  16. Rosenfeld RM, Piccirillo JF, Chandrasekhar SS, et al. Clinical practice guideline (update): adult sinusitis. Otolaryngol Head Neck Surg. 2015;​152(2 suppl):S1-S39.
  17. Lipton RB, Stewart WF, Diamond S, Diamond ML, Reed M. Prevalence and burden of migraine in the United States: data from the American Migraine Study II. Headache. 2001;41(7):646-657.
  18. Eross E, Dodick D, Eross M. The Sinus, Allergy and Migraine Study (SAMS). Headache. 2007;​47(2):213-224.
  19. Diamond ML. The role of concomitant headache types and non-headache co-morbidities in the underdiagnosis of migraine. Neurology. 2002;​58(9 suppl 6):S3-S9.
  20. Lipton RB, Diamond S, Reed M, Diamond ML, Stewart WF. Migraine diagnosis and treatment: results from the American Migraine Study II. Headache. 2001;41(7):638-645.
  21. Mehle ME, Schreiber CP. Sinus headache, migraine, and the otolaryngologist. Otolaryngol Head Neck Surg. 2005;133(4):489-496.
  22. Barbanti P, Fabbrini G, Pesare M, Vanacore N, Cerbo R. Unilateral cranial autonomic symptoms in migraine. Cephalalgia. 2002;22(4):256-259.

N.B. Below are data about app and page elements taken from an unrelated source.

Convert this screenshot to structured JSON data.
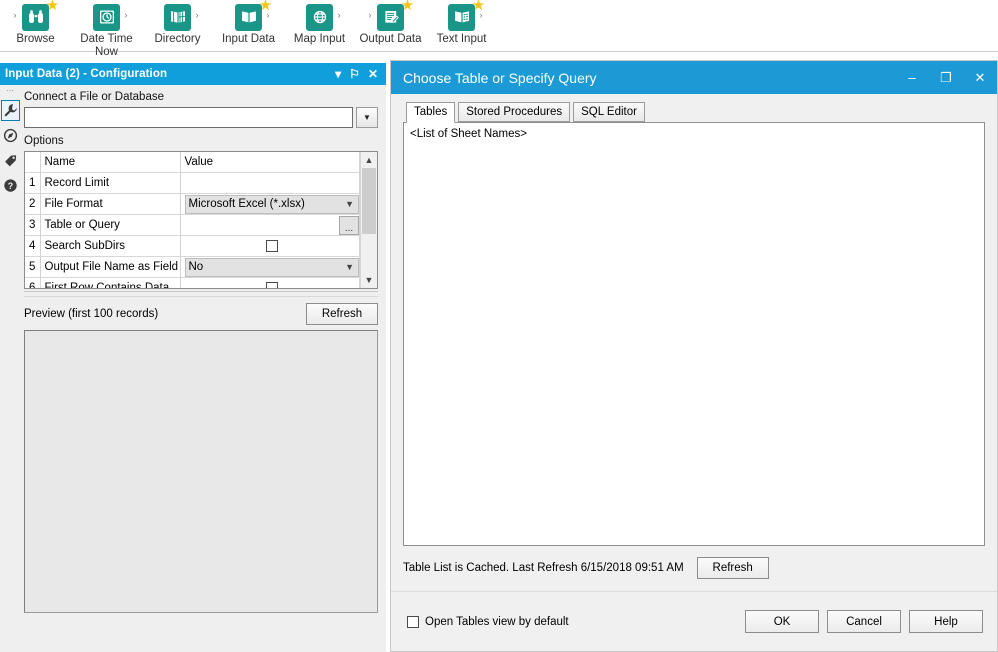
{
  "toolbar": {
    "tools": [
      {
        "label": "Browse",
        "icon": "binoculars-icon",
        "star": true,
        "arrow_left": true,
        "arrow_right": false
      },
      {
        "label": "Date Time\nNow",
        "icon": "clock-icon",
        "star": false,
        "arrow_left": false,
        "arrow_right": true
      },
      {
        "label": "Directory",
        "icon": "book-window-icon",
        "star": false,
        "arrow_left": false,
        "arrow_right": true
      },
      {
        "label": "Input Data",
        "icon": "open-book-icon",
        "star": true,
        "arrow_left": false,
        "arrow_right": true
      },
      {
        "label": "Map Input",
        "icon": "globe-icon",
        "star": false,
        "arrow_left": false,
        "arrow_right": true
      },
      {
        "label": "Output Data",
        "icon": "document-pencil-icon",
        "star": true,
        "arrow_left": true,
        "arrow_right": false
      },
      {
        "label": "Text Input",
        "icon": "book-text-icon",
        "star": true,
        "arrow_left": false,
        "arrow_right": true
      }
    ]
  },
  "config_panel": {
    "title": "Input Data (2) - Configuration",
    "titlebar_buttons": {
      "menu": "▾",
      "pin": "⚐",
      "close": "✕"
    },
    "rail_icons": [
      "wrench-icon",
      "compass-icon",
      "tag-icon",
      "help-icon"
    ],
    "connect_label": "Connect a File or Database",
    "connect_value": "",
    "connect_placeholder": "",
    "options_label": "Options",
    "grid": {
      "headers": [
        "",
        "Name",
        "Value"
      ],
      "rows": [
        {
          "num": "1",
          "name": "Record Limit",
          "value": "",
          "type": "text"
        },
        {
          "num": "2",
          "name": "File Format",
          "value": "Microsoft Excel (*.xlsx)",
          "type": "combo"
        },
        {
          "num": "3",
          "name": "Table or Query",
          "value": "",
          "type": "text-ellipsis",
          "ellipsis": "..."
        },
        {
          "num": "4",
          "name": "Search SubDirs",
          "value": "",
          "type": "checkbox",
          "checked": false
        },
        {
          "num": "5",
          "name": "Output File Name as Field",
          "value": "No",
          "type": "combo"
        },
        {
          "num": "6",
          "name": "First Row Contains Data",
          "value": "",
          "type": "checkbox",
          "checked": false
        }
      ]
    },
    "preview_label": "Preview (first 100 records)",
    "preview_refresh_label": "Refresh"
  },
  "dialog": {
    "title": "Choose Table or Specify Query",
    "window_buttons": {
      "minimize": "–",
      "maximize": "❐",
      "close": "✕"
    },
    "tabs": [
      {
        "label": "Tables",
        "active": true
      },
      {
        "label": "Stored Procedures",
        "active": false
      },
      {
        "label": "SQL Editor",
        "active": false
      }
    ],
    "list_placeholder": "<List of Sheet Names>",
    "cache_text": "Table List is Cached.  Last Refresh 6/15/2018 09:51 AM",
    "cache_refresh_label": "Refresh",
    "open_tables_label": "Open Tables view by default",
    "open_tables_checked": false,
    "buttons": {
      "ok": "OK",
      "cancel": "Cancel",
      "help": "Help"
    }
  },
  "colors": {
    "accent_blue": "#1b9ad6",
    "panel_blue": "#109fda",
    "tool_teal": "#1a9688",
    "star_yellow": "#f5c518",
    "panel_bg": "#efefef",
    "dialog_bg": "#f0f0f0"
  }
}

  23. Meggs WJ. Neurogenic switching: a hypothesis for a mechanism for shifting the site of inflammation in allergy and chemical sensitivity. Environ Health Perspect. 1995;103(1):54-56.
  24. Lipton RB, Dodick D, Sadovsky R, et al. A self-administered screener for migraine in primary care: the ID Migraine™ validation study. Neurology. 2003;61(3):375-382.
  25. Kari E, DelGaudio JM. Treatment of sinus headache as migraine: the diagnostic utility of triptans. Laryngoscope. 2008;118(12):2235-2239.
  26. Headache and facial pain. Otolaryngol Clin North Am. 1989;22(6):1059-1271.